PROBLEM STATEMENT >> Report each line of the entries below that includes "Open".

DATASET ENTRIES below:

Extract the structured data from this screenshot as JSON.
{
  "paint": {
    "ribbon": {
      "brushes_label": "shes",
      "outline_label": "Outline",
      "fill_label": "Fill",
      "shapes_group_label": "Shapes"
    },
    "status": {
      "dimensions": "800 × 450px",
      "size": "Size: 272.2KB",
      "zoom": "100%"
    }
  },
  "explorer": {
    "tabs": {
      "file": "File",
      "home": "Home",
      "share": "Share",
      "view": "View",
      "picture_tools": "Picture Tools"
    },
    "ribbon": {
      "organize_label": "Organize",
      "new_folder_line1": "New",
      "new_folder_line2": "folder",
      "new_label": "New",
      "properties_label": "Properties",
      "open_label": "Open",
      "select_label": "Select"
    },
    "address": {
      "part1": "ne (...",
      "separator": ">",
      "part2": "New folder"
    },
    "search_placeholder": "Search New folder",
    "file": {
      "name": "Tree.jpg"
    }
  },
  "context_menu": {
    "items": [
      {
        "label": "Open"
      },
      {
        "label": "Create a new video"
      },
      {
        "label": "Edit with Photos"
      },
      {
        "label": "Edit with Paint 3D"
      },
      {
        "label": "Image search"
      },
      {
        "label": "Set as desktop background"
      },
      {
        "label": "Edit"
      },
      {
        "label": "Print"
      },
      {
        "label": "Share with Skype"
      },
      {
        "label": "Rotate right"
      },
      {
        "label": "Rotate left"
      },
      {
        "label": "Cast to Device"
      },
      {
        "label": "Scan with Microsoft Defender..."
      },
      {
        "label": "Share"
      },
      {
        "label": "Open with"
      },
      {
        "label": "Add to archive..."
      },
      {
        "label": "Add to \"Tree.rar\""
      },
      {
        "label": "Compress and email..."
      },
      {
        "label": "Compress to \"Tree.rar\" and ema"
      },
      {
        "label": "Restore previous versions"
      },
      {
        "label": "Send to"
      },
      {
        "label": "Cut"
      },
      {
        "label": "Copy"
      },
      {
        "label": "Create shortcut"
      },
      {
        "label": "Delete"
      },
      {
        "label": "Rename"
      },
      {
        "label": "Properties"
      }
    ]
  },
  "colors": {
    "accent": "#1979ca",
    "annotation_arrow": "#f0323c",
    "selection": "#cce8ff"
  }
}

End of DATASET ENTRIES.

RESPONSE AREA >>
      "open_label": "Open",
        "label": "Open"
        "label": "Open with"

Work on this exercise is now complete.